▶ **Goal of the exercise**
The full set of entries below needs to be written out exactly.

(Records drawn from a dataset)
──────────────────────────────
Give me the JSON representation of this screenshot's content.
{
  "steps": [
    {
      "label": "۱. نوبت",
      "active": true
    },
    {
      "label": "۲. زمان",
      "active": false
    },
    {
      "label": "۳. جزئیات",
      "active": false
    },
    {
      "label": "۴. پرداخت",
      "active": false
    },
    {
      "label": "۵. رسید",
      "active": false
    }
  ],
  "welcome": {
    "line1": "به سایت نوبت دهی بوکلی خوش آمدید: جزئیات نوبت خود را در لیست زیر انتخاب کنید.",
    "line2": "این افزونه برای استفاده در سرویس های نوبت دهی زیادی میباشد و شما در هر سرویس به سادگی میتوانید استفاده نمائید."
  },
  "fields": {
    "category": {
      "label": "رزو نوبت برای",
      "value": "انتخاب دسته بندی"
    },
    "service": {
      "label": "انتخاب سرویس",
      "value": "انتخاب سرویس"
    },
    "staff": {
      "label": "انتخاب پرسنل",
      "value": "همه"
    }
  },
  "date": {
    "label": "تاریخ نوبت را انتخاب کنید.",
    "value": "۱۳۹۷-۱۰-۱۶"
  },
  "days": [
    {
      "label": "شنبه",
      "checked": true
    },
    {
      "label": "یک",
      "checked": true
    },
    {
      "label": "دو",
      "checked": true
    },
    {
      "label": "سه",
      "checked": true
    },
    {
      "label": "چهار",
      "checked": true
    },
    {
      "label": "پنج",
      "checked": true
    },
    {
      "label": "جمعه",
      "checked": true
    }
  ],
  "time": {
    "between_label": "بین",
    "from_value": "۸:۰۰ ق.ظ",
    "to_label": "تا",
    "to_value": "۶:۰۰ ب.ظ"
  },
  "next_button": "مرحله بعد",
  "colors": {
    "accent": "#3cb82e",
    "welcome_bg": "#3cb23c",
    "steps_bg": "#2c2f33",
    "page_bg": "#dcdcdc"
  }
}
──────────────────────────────
▶ **Reply to the exercise**
Give me the JSON representation of this screenshot's content.
{
  "steps": [
    {
      "label": "۱. نوبت",
      "active": true
    },
    {
      "label": "۲. زمان",
      "active": false
    },
    {
      "label": "۳. جزئیات",
      "active": false
    },
    {
      "label": "۴. پرداخت",
      "active": false
    },
    {
      "label": "۵. رسید",
      "active": false
    }
  ],
  "welcome": {
    "line1": "به سایت نوبت دهی بوکلی خوش آمدید: جزئیات نوبت خود را در لیست زیر انتخاب کنید.",
    "line2": "این افزونه برای استفاده در سرویس های نوبت دهی زیادی میباشد و شما در هر سرویس به سادگی میتوانید استفاده نمائید."
  },
  "fields": {
    "category": {
      "label": "رزو نوبت برای",
      "value": "انتخاب دسته بندی"
    },
    "service": {
      "label": "انتخاب سرویس",
      "value": "انتخاب سرویس"
    },
    "staff": {
      "label": "انتخاب پرسنل",
      "value": "همه"
    }
  },
  "date": {
    "label": "تاریخ نوبت را انتخاب کنید.",
    "value": "۱۳۹۷-۱۰-۱۶"
  },
  "days": [
    {
      "label": "شنبه",
      "checked": true
    },
    {
      "label": "یک",
      "checked": true
    },
    {
      "label": "دو",
      "checked": true
    },
    {
      "label": "سه",
      "checked": true
    },
    {
      "label": "چهار",
      "checked": true
    },
    {
      "label": "پنج",
      "checked": true
    },
    {
      "label": "جمعه",
      "checked": true
    }
  ],
  "time": {
    "between_label": "بین",
    "from_value": "۸:۰۰ ق.ظ",
    "to_label": "تا",
    "to_value": "۶:۰۰ ب.ظ"
  },
  "next_button": "مرحله بعد",
  "colors": {
    "accent": "#3cb82e",
    "welcome_bg": "#3cb23c",
    "steps_bg": "#2c2f33",
    "page_bg": "#dcdcdc"
  }
}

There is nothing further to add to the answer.